Author Archive

Edward Howell

Edward is a researcher at the University of Oxford, where he is studying for an MPhil in International Relations, coming from a background as a social and political geographer, (where he was a First Class prizewinner in BA Geography at Oxford).  Focusing on the Korean Peninsula from a socio-cultural and ideological perspective, especially the DPRK and inter-Korean conflict, Edward’s research interests also encompass the Korean migrant population - both North and South - overseas, particularly in the West, in negotiations of citizenship, identity, and belonging. 
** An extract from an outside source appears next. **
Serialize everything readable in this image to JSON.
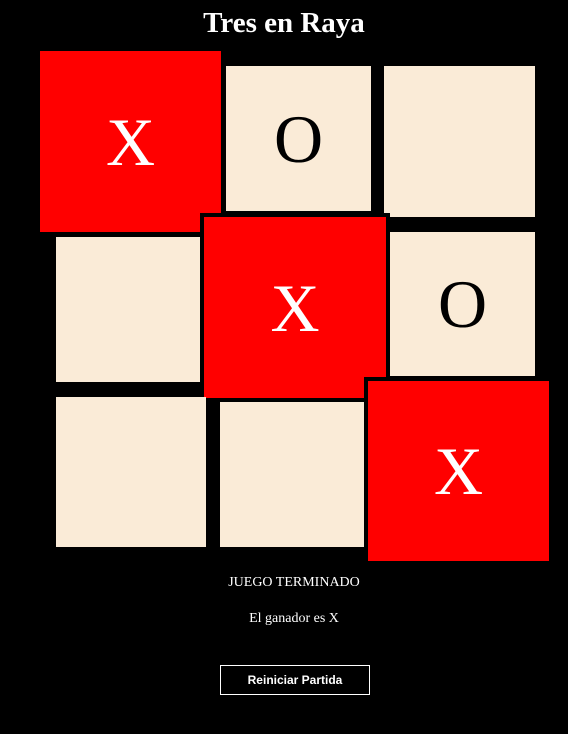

North Korean Studies: the focus on the hermit kingdom, its politics, economics, and society; the kingdom that poses a real-life threat to South Korea, and the world order as we know it today; a unique Marxist-Leninist state in the twenty-first century. Why focus on this particular area? More broadly, why devote time, funding, and research to the study of specific “areas” of the world? Surely an increasingly interconnected globe has rendered redundant the concept of a fixed “area”? The field of political geography—including geopolitics—has witnessed lengthy definitional and procedural debates around the field of area studies. North Korean studies—an area study in itself—offers a plethora of avenues for insight into area studies more widely in debates on how “best” to …